# [Prompt]
Every entry below should be copied exactly, minus the pictures.

========================================================================

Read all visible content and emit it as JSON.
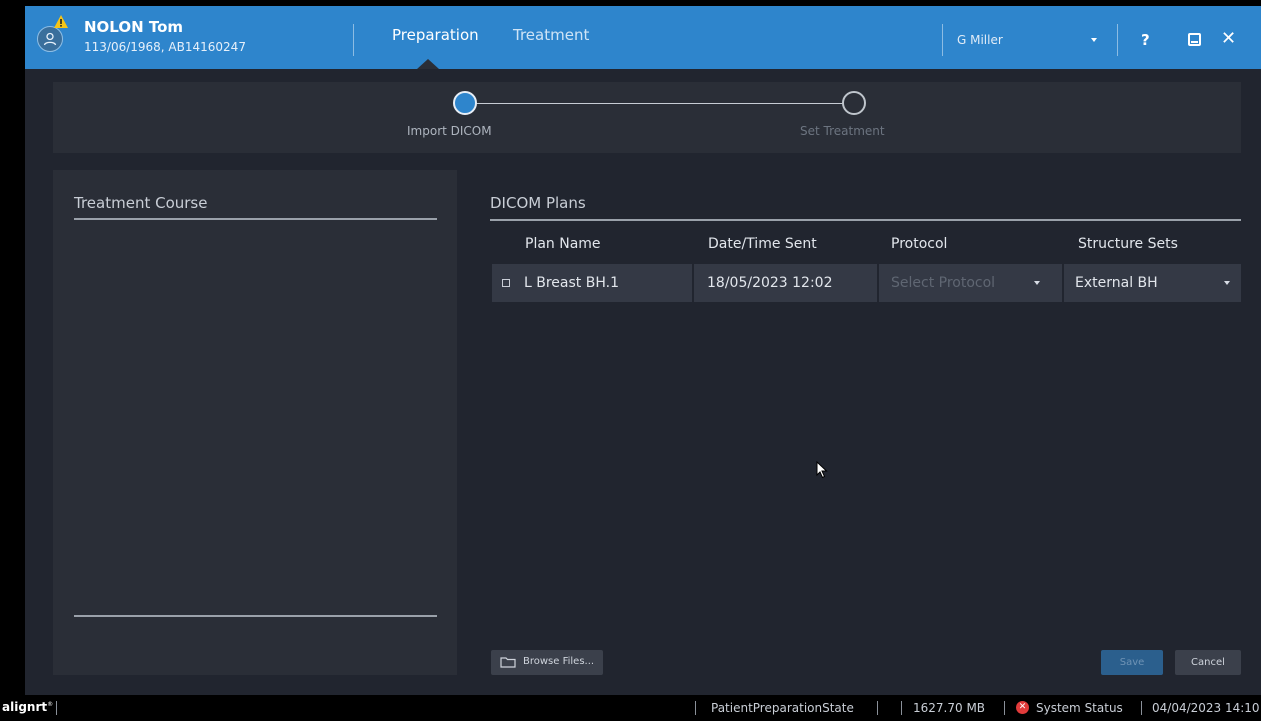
{
  "header": {
    "patient_name": "NOLON Tom",
    "patient_details": "113/06/1968, AB14160247",
    "tabs": [
      {
        "label": "Preparation",
        "active": true
      },
      {
        "label": "Treatment",
        "active": false
      }
    ],
    "user": "G Miller",
    "help_label": "?",
    "close_label": "✕"
  },
  "stepper": {
    "steps": [
      {
        "label": "Import DICOM",
        "state": "active"
      },
      {
        "label": "Set Treatment",
        "state": "inactive"
      }
    ]
  },
  "treatment_course": {
    "title": "Treatment Course"
  },
  "dicom_plans": {
    "title": "DICOM Plans",
    "columns": [
      "Plan Name",
      "Date/Time Sent",
      "Protocol",
      "Structure Sets"
    ],
    "rows": [
      {
        "plan_name": "L Breast BH.1",
        "date_sent": "18/05/2023 12:02",
        "protocol_placeholder": "Select Protocol",
        "structure_set": "External BH"
      }
    ]
  },
  "buttons": {
    "browse": "Browse Files...",
    "save": "Save",
    "cancel": "Cancel"
  },
  "statusbar": {
    "logo": "alignrt",
    "logo_mark": "®",
    "state": "PatientPreparationState",
    "memory": "1627.70 MB",
    "system_status": "System Status",
    "datetime": "04/04/2023 14:10"
  },
  "colors": {
    "accent": "#2e85cc",
    "background": "#21252f",
    "panel": "#2a2e37",
    "row": "#343945",
    "error": "#e23b3b",
    "warning": "#f5c518"
  },
  "icons": [
    "user-icon",
    "warning-icon",
    "minimize-icon",
    "close-icon",
    "folder-icon",
    "chevron-down-icon",
    "error-icon",
    "mouse-cursor"
  ]
}
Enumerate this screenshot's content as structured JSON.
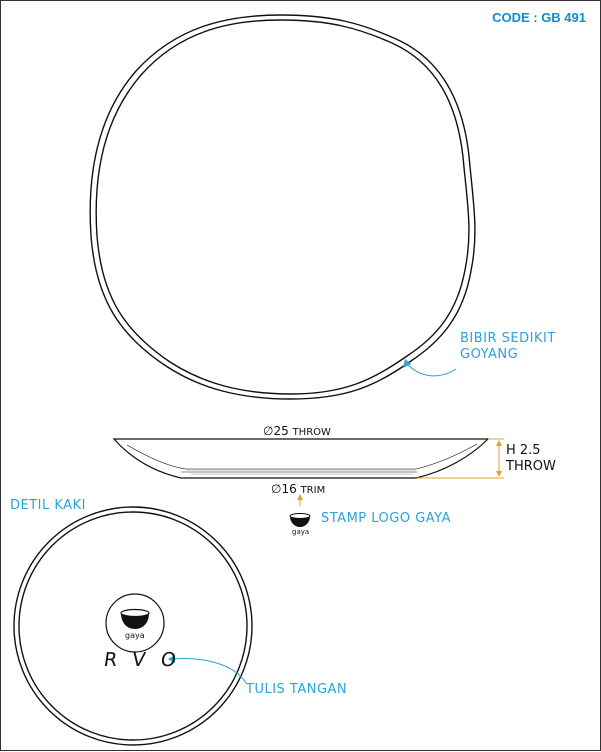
{
  "code": "CODE : GB 491",
  "notes": {
    "lip": [
      "BIBIR SEDIKIT",
      "GOYANG"
    ],
    "stamp": "STAMP LOGO GAYA",
    "foot_detail": "DETIL KAKI",
    "handwriting": "TULIS TANGAN"
  },
  "dimensions": {
    "top_diameter": "25",
    "top_diameter_unit": "THROW",
    "foot_diameter": "16",
    "foot_diameter_unit": "TRIM",
    "height": "H 2.5",
    "height_unit": "THROW"
  },
  "logo_label": "gaya",
  "handwritten_mark": "RVO",
  "colors": {
    "note": "#2aa3d8",
    "code": "#0a8fd0",
    "dimension_line": "#e0a030"
  }
}
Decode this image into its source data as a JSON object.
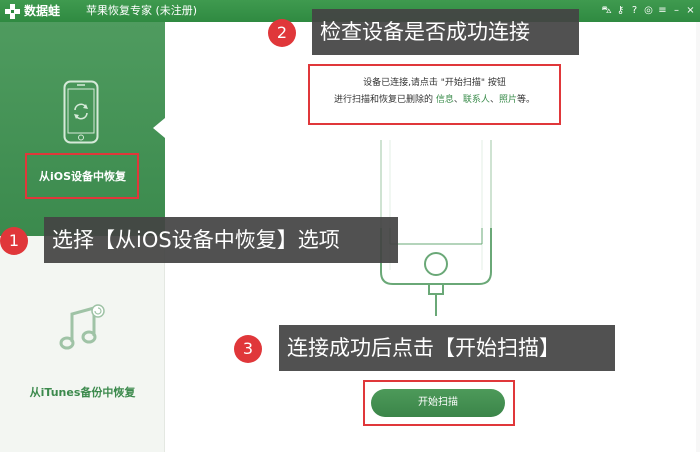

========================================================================

# [Response box]
Read all visible content and emit it as JSON.
{
  "header": {
    "patient_name": "NOLON Tom",
    "patient_details": "113/06/1968, AB14160247",
    "tabs": [
      {
        "label": "Preparation",
        "active": true
      },
      {
        "label": "Treatment",
        "active": false
      }
    ],
    "user": "G Miller",
    "help_label": "?",
    "close_label": "✕"
  },
  "stepper": {
    "steps": [
      {
        "label": "Import DICOM",
        "state": "active"
      },
      {
        "label": "Set Treatment",
        "state": "inactive"
      }
    ]
  },
  "treatment_course": {
    "title": "Treatment Course"
  },
  "dicom_plans": {
    "title": "DICOM Plans",
    "columns": [
      "Plan Name",
      "Date/Time Sent",
      "Protocol",
      "Structure Sets"
    ],
    "rows": [
      {
        "plan_name": "L Breast BH.1",
        "date_sent": "18/05/2023 12:02",
        "protocol_placeholder": "Select Protocol",
        "structure_set": "External BH"
      }
    ]
  },
  "buttons": {
    "browse": "Browse Files...",
    "save": "Save",
    "cancel": "Cancel"
  },
  "statusbar": {
    "logo": "alignrt",
    "logo_mark": "®",
    "state": "PatientPreparationState",
    "memory": "1627.70 MB",
    "system_status": "System Status",
    "datetime": "04/04/2023 14:10"
  },
  "colors": {
    "accent": "#2e85cc",
    "background": "#21252f",
    "panel": "#2a2e37",
    "row": "#343945",
    "error": "#e23b3b",
    "warning": "#f5c518"
  },
  "icons": [
    "user-icon",
    "warning-icon",
    "minimize-icon",
    "close-icon",
    "folder-icon",
    "chevron-down-icon",
    "error-icon",
    "mouse-cursor"
  ]
}
Enumerate this screenshot's content as structured JSON.
{
  "code": "CODE : GB 491",
  "notes": {
    "lip": [
      "BIBIR SEDIKIT",
      "GOYANG"
    ],
    "stamp": "STAMP LOGO GAYA",
    "foot_detail": "DETIL KAKI",
    "handwriting": "TULIS TANGAN"
  },
  "dimensions": {
    "top_diameter": "25",
    "top_diameter_unit": "THROW",
    "foot_diameter": "16",
    "foot_diameter_unit": "TRIM",
    "height": "H 2.5",
    "height_unit": "THROW"
  },
  "logo_label": "gaya",
  "handwritten_mark": "RVO",
  "colors": {
    "note": "#2aa3d8",
    "code": "#0a8fd0",
    "dimension_line": "#e0a030"
  }
}
Decode this image into its source data as a JSON object.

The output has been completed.